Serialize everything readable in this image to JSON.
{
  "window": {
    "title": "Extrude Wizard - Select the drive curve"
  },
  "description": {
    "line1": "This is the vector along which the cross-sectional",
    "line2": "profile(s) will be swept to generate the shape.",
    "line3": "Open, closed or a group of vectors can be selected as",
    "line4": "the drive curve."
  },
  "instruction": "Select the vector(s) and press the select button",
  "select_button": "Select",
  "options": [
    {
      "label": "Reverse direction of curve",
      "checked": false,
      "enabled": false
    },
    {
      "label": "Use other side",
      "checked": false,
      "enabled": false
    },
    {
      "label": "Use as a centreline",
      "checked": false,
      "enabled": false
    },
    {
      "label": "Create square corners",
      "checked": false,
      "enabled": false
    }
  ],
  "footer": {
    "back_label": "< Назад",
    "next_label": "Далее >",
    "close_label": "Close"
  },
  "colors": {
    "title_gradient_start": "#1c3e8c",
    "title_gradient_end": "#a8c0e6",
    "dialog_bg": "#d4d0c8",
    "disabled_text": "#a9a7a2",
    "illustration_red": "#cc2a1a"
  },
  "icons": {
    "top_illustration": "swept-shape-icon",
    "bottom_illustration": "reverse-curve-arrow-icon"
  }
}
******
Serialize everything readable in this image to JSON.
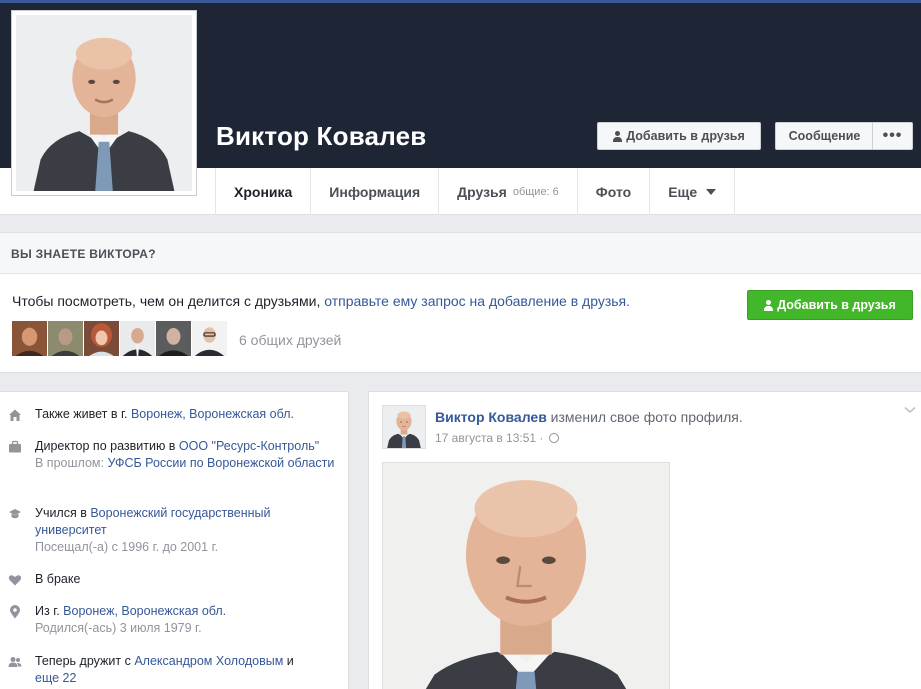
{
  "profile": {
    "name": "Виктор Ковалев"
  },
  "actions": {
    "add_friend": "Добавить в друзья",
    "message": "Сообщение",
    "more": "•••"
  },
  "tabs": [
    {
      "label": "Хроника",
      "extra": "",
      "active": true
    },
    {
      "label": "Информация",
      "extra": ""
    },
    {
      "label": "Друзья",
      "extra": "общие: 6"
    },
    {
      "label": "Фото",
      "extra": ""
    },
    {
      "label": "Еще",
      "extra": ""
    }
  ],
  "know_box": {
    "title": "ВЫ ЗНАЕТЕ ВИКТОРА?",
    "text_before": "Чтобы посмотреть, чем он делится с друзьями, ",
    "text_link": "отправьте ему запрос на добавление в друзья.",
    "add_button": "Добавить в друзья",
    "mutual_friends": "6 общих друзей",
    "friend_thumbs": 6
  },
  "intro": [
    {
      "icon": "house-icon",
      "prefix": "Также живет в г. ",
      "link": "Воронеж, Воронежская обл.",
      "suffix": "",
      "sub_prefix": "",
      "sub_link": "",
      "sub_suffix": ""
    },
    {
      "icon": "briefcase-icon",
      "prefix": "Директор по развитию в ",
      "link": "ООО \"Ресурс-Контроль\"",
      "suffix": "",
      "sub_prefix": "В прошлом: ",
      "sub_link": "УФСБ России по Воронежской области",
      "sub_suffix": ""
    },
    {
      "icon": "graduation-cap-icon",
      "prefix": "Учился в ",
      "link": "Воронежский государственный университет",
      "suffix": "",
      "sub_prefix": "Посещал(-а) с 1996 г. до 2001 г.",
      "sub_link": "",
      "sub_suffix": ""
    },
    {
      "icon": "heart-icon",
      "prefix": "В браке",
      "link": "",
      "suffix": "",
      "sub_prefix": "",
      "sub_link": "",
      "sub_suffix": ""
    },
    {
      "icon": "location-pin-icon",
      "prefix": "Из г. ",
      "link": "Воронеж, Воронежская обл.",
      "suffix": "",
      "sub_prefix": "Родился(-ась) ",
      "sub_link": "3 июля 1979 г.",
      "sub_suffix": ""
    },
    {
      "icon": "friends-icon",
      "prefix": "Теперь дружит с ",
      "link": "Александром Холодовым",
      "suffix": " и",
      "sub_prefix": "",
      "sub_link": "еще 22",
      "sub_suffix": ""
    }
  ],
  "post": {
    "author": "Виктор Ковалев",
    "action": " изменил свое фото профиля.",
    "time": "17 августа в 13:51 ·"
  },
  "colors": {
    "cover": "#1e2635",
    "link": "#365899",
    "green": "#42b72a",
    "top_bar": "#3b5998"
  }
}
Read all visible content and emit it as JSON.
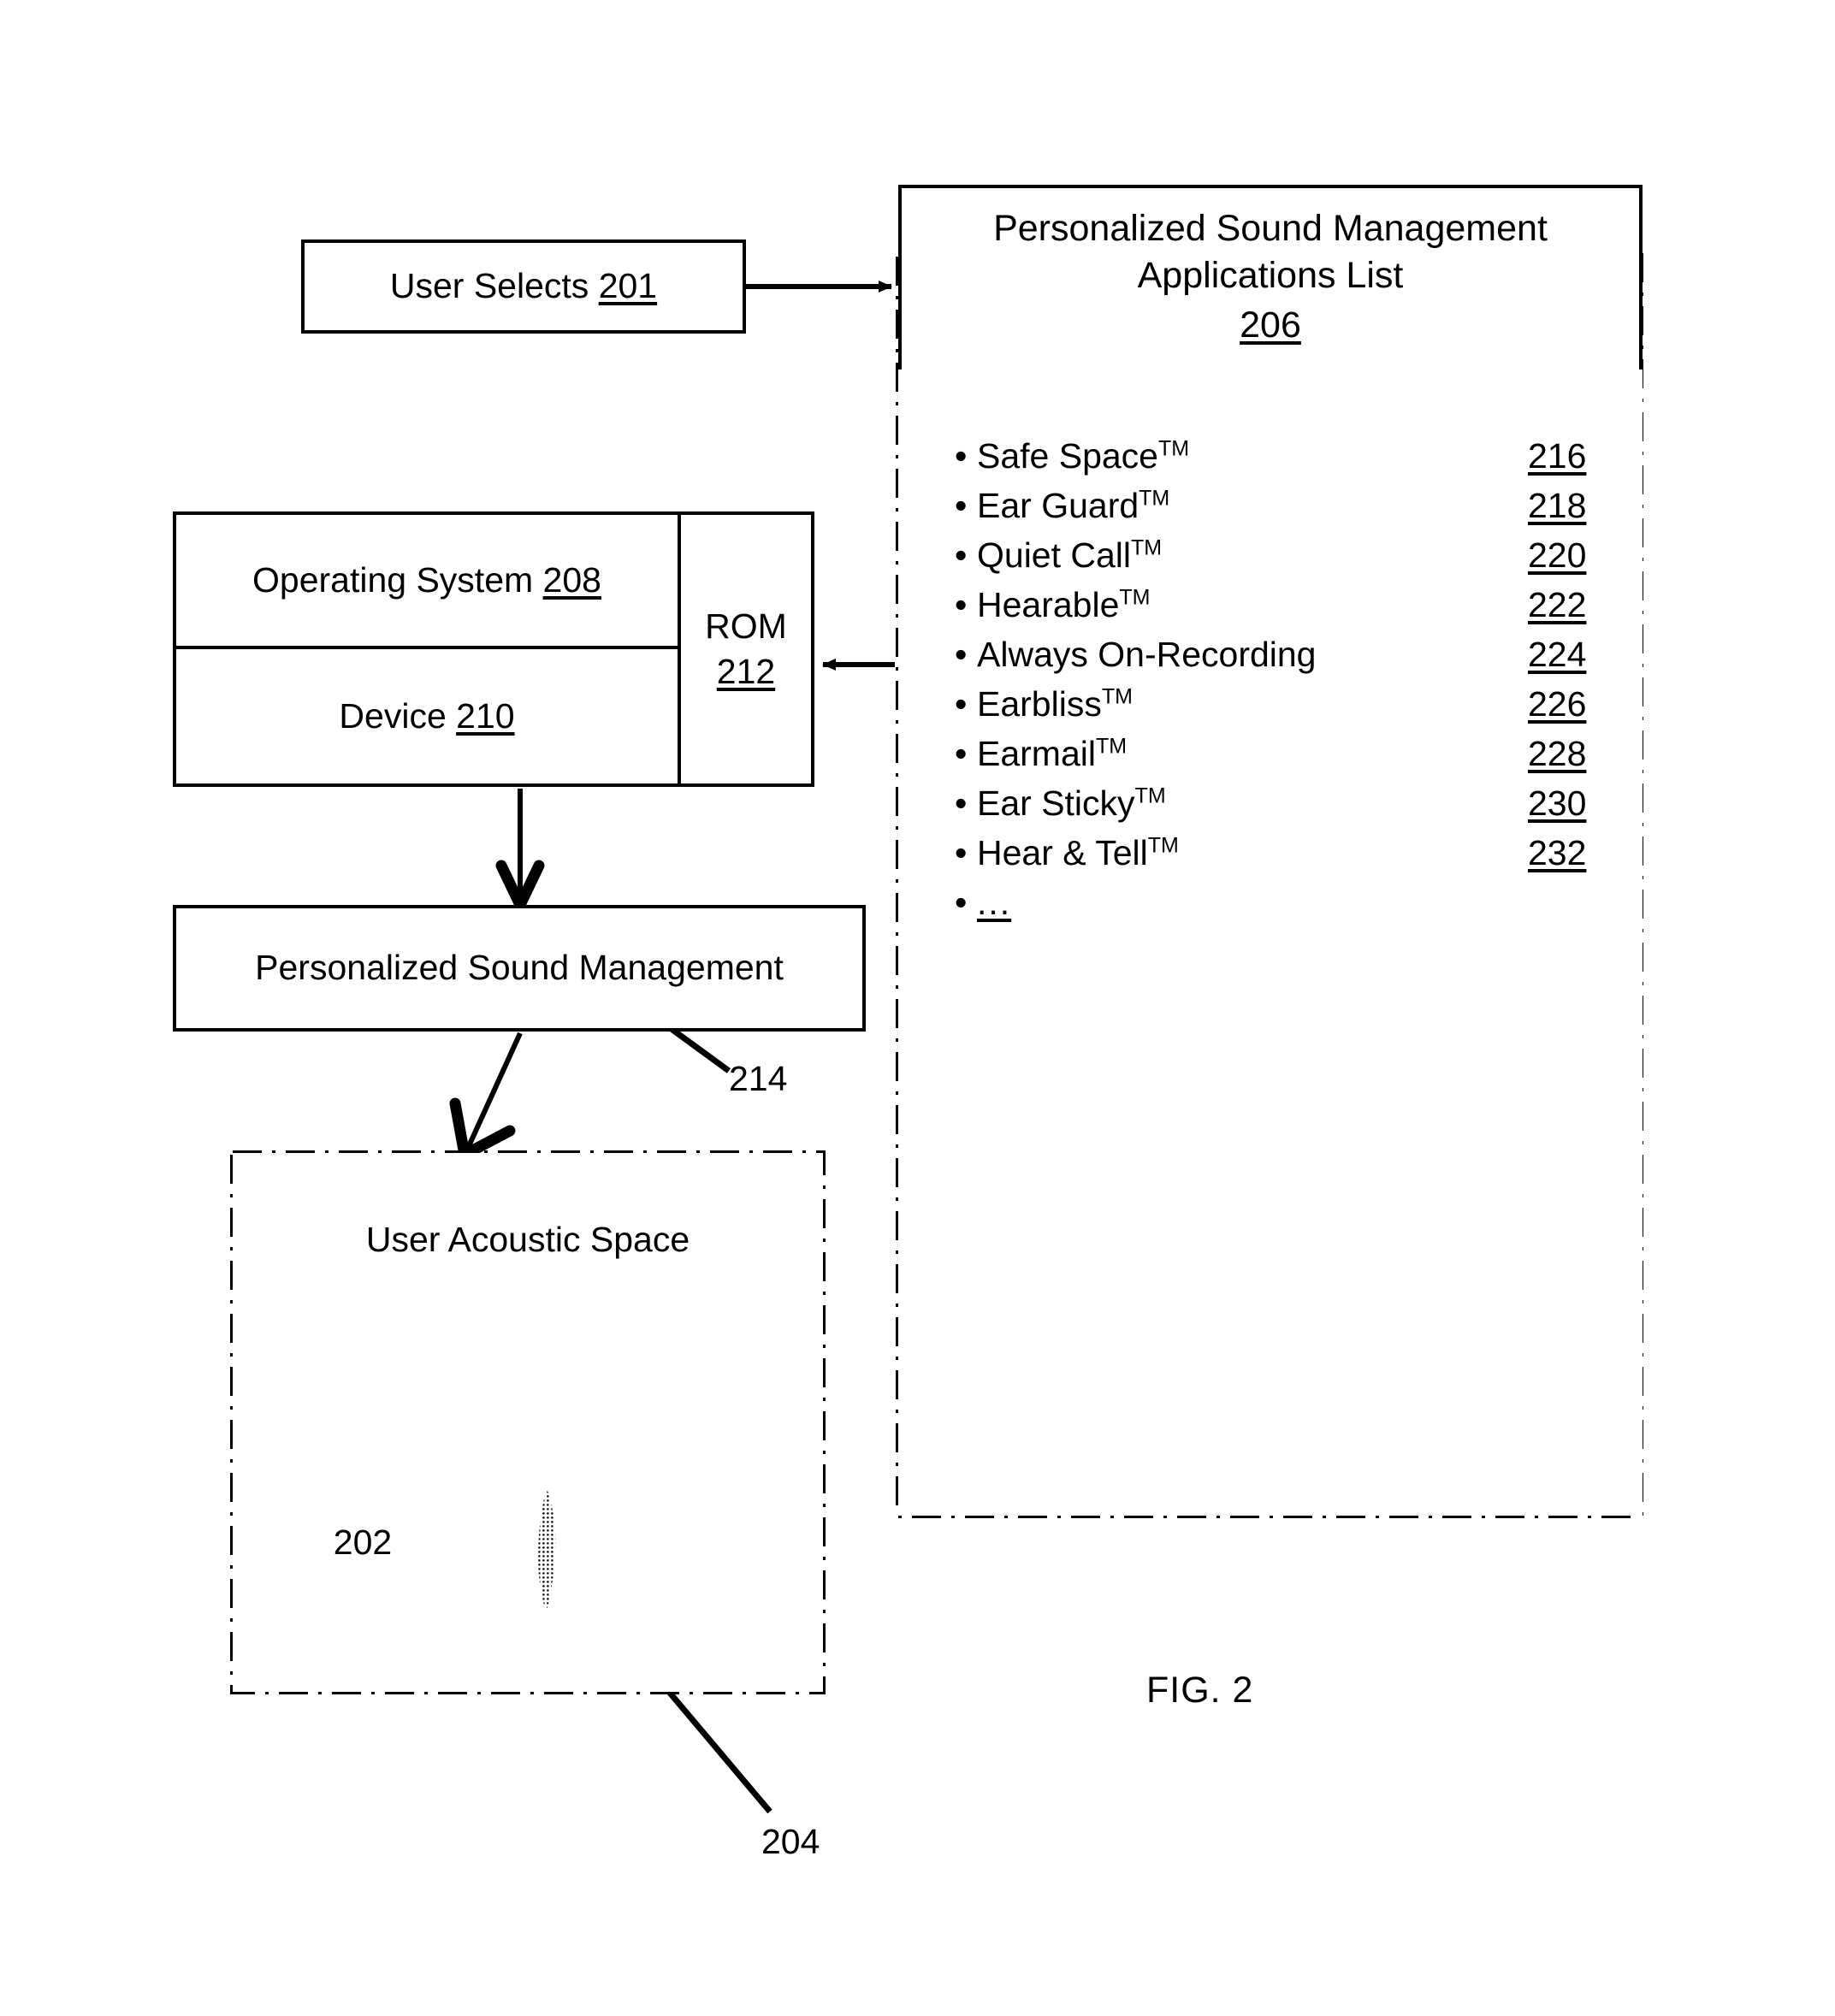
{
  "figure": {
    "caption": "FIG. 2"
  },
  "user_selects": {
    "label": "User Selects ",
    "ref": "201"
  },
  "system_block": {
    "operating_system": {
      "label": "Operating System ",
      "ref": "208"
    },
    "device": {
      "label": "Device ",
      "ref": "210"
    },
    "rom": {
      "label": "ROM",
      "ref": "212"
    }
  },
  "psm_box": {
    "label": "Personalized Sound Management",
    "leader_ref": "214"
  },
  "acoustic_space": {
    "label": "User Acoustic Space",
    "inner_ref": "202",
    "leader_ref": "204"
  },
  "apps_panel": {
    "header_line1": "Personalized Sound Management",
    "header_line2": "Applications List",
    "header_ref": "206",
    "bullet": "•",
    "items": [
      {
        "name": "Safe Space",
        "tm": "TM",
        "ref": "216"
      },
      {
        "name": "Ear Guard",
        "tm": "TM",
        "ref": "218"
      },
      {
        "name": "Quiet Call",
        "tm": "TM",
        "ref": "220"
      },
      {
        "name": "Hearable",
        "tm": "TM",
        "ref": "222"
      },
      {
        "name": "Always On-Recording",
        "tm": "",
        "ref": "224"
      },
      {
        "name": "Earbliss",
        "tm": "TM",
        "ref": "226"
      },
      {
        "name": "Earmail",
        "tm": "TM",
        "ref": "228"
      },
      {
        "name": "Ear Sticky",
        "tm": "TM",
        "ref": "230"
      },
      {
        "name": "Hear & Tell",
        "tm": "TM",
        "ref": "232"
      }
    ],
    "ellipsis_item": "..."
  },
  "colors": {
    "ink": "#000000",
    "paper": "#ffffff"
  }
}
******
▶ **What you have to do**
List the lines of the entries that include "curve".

▶ **Worked solution**
    "title": "Extrude Wizard - Select the drive curve"
    "line4": "the drive curve."
      "label": "Reverse direction of curve",
    "bottom_illustration": "reverse-curve-arrow-icon"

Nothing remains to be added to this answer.